Dataset entries:
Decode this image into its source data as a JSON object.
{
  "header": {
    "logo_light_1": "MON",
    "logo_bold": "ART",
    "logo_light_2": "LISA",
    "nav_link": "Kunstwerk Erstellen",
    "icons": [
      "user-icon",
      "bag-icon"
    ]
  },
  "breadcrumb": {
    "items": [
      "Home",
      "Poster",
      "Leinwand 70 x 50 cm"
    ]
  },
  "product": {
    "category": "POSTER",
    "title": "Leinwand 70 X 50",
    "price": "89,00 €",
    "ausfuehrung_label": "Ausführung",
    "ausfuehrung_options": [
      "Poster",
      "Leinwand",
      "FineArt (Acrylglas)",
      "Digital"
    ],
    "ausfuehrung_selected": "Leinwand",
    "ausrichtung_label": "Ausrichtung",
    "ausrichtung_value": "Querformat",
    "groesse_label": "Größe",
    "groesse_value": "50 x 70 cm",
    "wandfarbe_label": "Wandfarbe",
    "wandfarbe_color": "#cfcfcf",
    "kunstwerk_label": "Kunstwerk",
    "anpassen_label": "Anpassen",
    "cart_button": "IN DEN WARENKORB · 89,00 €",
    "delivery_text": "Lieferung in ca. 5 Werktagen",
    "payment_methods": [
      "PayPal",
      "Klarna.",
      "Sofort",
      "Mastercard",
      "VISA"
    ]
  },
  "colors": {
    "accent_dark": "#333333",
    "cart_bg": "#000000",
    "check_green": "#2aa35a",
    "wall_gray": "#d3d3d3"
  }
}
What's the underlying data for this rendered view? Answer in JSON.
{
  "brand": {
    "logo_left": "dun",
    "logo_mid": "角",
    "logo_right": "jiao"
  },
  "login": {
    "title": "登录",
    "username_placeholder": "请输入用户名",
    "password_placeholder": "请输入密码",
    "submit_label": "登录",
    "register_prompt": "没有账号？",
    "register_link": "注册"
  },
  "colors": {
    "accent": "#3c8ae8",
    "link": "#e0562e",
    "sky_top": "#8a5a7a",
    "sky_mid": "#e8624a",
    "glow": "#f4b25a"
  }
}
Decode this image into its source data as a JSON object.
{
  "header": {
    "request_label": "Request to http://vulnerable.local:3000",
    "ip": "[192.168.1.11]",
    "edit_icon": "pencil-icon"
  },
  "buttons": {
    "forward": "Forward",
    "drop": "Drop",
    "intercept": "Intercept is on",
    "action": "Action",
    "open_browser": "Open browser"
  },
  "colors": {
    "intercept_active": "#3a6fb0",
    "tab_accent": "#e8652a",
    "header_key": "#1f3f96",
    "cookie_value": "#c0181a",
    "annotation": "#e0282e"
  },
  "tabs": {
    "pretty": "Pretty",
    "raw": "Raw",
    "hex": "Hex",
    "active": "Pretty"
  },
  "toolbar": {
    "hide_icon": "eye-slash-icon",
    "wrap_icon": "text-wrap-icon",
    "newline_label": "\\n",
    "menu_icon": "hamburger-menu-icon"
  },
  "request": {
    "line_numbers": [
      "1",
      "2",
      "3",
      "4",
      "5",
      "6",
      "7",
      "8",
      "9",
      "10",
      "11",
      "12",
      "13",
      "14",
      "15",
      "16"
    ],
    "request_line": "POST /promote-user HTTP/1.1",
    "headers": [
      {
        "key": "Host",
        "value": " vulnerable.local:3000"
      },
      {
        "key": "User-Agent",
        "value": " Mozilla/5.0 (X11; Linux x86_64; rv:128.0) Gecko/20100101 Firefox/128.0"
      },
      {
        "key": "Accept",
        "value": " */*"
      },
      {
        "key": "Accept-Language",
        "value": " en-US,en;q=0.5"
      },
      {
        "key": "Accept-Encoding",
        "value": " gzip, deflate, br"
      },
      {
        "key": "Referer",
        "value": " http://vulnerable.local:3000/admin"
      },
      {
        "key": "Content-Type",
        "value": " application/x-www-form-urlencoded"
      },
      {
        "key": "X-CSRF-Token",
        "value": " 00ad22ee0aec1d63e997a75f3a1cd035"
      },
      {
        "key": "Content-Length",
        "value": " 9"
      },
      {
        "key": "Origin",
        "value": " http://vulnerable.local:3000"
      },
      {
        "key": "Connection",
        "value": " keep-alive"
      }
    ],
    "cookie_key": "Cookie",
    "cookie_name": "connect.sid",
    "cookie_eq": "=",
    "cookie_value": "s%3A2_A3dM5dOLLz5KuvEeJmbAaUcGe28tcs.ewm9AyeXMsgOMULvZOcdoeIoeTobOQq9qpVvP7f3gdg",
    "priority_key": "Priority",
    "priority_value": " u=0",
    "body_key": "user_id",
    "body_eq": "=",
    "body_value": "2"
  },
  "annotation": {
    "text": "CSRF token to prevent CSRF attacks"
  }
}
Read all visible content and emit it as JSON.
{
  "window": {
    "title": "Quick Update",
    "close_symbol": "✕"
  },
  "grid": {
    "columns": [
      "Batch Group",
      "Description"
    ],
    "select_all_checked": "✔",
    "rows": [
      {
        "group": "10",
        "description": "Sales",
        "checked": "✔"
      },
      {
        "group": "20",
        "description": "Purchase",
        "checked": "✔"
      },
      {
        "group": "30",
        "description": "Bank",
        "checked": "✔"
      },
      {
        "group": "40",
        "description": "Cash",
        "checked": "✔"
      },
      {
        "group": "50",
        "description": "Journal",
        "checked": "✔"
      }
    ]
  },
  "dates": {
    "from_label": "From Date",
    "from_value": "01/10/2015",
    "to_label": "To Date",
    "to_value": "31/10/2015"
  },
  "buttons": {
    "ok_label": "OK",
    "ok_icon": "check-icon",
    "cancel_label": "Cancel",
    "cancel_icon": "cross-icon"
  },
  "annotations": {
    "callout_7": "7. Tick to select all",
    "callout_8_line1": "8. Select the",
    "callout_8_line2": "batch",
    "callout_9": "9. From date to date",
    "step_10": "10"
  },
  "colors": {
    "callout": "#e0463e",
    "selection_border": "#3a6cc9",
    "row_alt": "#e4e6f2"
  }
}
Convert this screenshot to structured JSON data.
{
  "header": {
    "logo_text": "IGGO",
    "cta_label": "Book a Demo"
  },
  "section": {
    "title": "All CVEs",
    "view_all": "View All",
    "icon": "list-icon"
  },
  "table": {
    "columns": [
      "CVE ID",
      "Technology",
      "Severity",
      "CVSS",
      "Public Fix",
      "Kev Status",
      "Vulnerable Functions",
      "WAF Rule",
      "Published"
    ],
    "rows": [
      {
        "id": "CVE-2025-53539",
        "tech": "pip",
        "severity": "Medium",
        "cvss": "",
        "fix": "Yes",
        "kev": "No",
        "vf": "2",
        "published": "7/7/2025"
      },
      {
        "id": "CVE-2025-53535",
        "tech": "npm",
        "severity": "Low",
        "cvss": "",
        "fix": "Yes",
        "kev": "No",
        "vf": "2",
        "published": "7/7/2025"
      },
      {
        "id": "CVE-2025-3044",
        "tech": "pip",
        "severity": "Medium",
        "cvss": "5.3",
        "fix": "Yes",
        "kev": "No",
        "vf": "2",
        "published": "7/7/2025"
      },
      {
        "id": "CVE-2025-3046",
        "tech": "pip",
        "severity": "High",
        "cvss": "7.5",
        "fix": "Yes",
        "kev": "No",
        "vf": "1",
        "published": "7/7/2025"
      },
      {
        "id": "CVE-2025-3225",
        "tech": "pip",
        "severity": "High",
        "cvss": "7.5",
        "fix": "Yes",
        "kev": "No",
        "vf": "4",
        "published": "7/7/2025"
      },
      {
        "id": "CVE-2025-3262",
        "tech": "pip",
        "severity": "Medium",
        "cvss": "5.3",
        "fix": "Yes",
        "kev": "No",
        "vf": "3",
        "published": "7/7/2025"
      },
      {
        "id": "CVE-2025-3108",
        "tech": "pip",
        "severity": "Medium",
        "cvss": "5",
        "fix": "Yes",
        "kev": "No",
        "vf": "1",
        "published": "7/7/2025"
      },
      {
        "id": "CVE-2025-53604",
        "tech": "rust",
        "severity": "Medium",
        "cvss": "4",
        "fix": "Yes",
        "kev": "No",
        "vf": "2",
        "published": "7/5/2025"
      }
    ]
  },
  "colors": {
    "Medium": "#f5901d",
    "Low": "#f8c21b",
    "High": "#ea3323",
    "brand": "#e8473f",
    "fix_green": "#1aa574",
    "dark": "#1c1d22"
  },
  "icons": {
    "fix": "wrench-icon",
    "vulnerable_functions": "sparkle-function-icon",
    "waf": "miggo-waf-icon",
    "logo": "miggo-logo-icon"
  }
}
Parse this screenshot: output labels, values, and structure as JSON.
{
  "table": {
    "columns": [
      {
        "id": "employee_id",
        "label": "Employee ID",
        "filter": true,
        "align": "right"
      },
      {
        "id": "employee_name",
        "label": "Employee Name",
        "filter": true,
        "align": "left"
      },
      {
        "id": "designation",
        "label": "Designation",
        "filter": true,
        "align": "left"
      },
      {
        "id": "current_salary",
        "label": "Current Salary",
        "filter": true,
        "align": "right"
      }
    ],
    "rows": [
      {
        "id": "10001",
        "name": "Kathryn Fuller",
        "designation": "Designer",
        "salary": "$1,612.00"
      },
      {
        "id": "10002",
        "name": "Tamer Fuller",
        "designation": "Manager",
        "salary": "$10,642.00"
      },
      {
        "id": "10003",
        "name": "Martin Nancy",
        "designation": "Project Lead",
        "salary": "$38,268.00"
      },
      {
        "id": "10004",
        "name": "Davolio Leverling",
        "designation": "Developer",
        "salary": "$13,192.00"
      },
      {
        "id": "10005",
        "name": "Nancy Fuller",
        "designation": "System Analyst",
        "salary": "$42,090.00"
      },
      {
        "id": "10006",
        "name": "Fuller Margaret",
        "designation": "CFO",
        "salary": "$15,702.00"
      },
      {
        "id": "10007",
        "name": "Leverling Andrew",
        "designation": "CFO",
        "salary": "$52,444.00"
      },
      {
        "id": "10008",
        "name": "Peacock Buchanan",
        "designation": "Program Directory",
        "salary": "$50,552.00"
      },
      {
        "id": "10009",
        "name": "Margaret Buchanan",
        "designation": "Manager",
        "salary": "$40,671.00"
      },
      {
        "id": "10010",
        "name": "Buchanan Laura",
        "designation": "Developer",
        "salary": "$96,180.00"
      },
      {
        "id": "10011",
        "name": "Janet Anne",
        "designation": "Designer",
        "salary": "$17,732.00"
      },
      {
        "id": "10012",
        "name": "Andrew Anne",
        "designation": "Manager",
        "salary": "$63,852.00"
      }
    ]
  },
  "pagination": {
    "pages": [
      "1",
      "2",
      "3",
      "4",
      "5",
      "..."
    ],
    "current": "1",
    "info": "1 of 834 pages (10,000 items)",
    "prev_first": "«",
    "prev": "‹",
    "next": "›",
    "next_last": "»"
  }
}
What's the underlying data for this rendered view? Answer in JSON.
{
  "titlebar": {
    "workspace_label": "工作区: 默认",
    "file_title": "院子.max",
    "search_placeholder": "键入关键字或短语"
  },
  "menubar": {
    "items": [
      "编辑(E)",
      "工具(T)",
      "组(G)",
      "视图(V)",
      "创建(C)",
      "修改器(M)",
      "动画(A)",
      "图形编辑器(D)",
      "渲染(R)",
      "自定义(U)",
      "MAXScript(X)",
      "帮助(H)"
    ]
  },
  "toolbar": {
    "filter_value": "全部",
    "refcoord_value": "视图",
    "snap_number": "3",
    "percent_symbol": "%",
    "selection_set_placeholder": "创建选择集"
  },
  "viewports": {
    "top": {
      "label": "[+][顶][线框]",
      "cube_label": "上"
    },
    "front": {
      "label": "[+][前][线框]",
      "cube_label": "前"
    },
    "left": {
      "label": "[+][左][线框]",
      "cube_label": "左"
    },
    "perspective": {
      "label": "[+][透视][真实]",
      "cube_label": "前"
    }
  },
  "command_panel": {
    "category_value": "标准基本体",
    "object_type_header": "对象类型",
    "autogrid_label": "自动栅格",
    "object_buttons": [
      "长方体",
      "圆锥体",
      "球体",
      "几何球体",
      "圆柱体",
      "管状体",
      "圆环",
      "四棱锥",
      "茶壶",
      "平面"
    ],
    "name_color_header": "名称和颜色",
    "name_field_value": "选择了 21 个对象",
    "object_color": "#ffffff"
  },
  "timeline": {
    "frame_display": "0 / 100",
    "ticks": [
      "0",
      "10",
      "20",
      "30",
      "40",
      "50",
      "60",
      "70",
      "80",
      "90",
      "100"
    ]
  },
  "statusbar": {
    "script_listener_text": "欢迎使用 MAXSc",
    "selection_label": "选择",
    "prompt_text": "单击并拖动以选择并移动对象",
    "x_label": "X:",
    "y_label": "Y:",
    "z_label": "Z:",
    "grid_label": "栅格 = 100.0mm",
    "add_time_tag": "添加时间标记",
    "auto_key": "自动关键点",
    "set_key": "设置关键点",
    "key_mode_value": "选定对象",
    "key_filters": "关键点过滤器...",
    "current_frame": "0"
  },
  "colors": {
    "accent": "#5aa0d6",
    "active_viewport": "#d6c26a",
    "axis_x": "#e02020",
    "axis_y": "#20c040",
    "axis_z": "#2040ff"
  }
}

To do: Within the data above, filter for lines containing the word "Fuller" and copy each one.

Reply to the exercise:
        "name": "Kathryn Fuller",
        "name": "Tamer Fuller",
        "name": "Nancy Fuller",
        "name": "Fuller Margaret",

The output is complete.